The breadth of the measures has spawned fear in the LGBTQ community at the same time it is galvanizing activists to push back against what many view as a revival of decades-old persecution of trans and gay people.
“These actions will fan the flames of hatred and bigotry and homophobia and transphobia in our state. Many in the community, I think, are really struggling to comprehend what it will mean but we know those impacts, those harms, will be real and, we fear, tragic,” Nathan Bruemmer, a transgender man who is the president of the LGBTQ Democratic Caucus, said.
Equality Florida CEO Nadine Smith accused DeSantis and Florida GOP lawmakers of “trying to drag Florida backwards in a way that should be setting off alarm bells across the country.” Smith noted that her organization last month issued a travel advisory warning about the risks posed to people considering visiting or relocating to the state.

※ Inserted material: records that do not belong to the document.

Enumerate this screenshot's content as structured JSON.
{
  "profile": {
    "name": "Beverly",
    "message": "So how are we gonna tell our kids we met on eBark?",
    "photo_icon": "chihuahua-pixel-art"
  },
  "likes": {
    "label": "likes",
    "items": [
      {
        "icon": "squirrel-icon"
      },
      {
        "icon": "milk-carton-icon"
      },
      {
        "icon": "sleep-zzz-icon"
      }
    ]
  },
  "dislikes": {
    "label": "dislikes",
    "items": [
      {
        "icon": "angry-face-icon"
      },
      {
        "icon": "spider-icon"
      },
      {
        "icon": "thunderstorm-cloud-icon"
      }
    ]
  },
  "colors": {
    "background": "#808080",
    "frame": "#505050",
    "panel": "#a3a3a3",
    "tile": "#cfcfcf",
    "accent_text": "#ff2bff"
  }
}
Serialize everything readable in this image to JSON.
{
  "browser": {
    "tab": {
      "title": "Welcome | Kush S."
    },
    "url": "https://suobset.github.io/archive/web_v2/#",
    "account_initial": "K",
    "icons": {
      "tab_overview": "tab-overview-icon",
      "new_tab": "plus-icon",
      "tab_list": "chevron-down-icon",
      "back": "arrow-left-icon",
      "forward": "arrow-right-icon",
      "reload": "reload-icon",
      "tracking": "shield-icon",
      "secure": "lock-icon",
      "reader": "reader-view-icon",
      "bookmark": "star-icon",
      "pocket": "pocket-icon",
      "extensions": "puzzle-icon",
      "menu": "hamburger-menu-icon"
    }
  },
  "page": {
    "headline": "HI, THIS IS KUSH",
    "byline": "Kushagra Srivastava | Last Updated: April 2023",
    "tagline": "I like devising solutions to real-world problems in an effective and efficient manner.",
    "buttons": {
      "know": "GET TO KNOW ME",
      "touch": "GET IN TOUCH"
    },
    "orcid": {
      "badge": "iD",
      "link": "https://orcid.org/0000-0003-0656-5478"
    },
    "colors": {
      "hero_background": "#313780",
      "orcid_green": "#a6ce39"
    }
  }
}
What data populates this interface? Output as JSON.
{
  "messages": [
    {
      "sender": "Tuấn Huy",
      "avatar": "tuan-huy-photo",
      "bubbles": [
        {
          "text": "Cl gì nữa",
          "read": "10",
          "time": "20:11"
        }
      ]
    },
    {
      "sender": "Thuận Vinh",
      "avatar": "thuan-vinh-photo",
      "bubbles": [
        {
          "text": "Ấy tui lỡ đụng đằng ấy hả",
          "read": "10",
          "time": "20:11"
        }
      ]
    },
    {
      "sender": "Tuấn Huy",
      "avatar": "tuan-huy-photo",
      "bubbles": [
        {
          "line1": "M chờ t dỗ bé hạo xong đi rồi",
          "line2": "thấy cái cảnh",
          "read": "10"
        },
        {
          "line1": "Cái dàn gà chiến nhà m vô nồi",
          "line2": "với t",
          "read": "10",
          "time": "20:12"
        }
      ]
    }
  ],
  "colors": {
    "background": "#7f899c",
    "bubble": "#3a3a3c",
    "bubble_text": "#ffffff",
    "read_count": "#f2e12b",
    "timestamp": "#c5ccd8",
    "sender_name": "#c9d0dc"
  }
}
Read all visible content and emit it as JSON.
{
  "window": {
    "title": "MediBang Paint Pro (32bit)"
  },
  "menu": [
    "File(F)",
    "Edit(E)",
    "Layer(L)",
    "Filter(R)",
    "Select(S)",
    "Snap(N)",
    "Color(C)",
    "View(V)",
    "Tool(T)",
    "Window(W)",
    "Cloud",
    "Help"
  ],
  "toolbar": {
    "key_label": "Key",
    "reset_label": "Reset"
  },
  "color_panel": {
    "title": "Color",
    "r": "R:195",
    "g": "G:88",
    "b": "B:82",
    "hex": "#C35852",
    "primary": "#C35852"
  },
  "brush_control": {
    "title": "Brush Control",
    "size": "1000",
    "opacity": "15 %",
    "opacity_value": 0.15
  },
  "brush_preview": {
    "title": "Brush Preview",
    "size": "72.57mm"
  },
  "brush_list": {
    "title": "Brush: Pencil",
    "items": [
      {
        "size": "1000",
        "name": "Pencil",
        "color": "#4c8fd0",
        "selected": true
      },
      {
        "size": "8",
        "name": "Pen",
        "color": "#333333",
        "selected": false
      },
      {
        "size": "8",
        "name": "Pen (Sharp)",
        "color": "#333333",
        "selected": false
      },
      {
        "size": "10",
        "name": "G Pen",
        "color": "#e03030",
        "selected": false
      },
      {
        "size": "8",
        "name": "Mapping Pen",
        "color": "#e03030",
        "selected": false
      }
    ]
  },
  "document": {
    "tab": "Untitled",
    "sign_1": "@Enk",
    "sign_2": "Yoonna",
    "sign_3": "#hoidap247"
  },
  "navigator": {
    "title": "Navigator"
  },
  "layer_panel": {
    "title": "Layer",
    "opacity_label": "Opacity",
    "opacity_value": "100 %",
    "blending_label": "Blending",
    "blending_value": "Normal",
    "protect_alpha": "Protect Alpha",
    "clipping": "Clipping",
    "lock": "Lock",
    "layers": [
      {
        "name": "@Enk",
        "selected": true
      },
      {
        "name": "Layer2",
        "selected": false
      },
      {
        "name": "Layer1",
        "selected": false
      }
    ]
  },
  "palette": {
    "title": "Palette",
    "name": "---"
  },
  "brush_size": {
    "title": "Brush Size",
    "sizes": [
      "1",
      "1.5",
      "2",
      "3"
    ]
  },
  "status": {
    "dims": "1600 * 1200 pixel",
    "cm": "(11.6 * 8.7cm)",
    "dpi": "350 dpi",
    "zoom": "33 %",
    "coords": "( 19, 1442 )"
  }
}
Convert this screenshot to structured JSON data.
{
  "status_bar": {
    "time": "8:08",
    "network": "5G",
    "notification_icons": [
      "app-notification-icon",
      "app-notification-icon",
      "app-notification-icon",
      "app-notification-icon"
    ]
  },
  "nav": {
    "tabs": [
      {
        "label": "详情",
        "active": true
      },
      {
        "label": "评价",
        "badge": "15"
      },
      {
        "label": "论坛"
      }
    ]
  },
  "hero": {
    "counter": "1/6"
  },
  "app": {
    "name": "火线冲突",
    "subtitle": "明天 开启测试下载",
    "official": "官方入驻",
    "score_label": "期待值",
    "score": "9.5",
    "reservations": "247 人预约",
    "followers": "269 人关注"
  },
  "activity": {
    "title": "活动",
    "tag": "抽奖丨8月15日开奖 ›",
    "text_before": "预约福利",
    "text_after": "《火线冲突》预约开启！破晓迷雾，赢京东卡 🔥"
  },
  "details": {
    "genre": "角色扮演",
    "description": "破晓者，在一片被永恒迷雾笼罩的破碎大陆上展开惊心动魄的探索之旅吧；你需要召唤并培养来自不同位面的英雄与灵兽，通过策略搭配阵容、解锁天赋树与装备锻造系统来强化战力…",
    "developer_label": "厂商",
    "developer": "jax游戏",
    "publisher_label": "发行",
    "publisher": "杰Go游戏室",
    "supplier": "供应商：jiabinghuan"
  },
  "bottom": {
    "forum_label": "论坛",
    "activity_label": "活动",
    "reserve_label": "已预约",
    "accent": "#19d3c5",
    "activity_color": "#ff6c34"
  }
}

“This backlash will not stand. We are awake. We will make sure every family is respected and every child is protected. Florida is the frontline in this fight against fascism, and we are the resistance,” Equality Florida CEO Nadine Smith said.
The reach of the Florida proposals also drew rebukes from national LGBTQ-advocacy groups.
“DeSantis has made clear that demonizing LGBTQ+ people will be the center of his legislative agenda and presidential run. As a result, the rights of millions of Floridians are being rolled back by politicians who are attacking the LGBTQ+ community at a breakneck pace to pander to the most extreme fringes of their base,” Human Rights Campaign President Kelley Robinson said in a statement.
But DeSantis, the father of three young children, hailed the proposals he signed Wednesday as “an incredible package” of bills.
“I think this is something that we just made the decision as a state and me as governor to just say we’re protecting kids. We’re protecting kids. And we’re going to protect kids when it’s popular. We’ll protect kids, even when you take some incoming as a result of maybe offending some ideologies or some agendas out there, but that’s fine,” he said.
–Dara Kam, News Service of Florida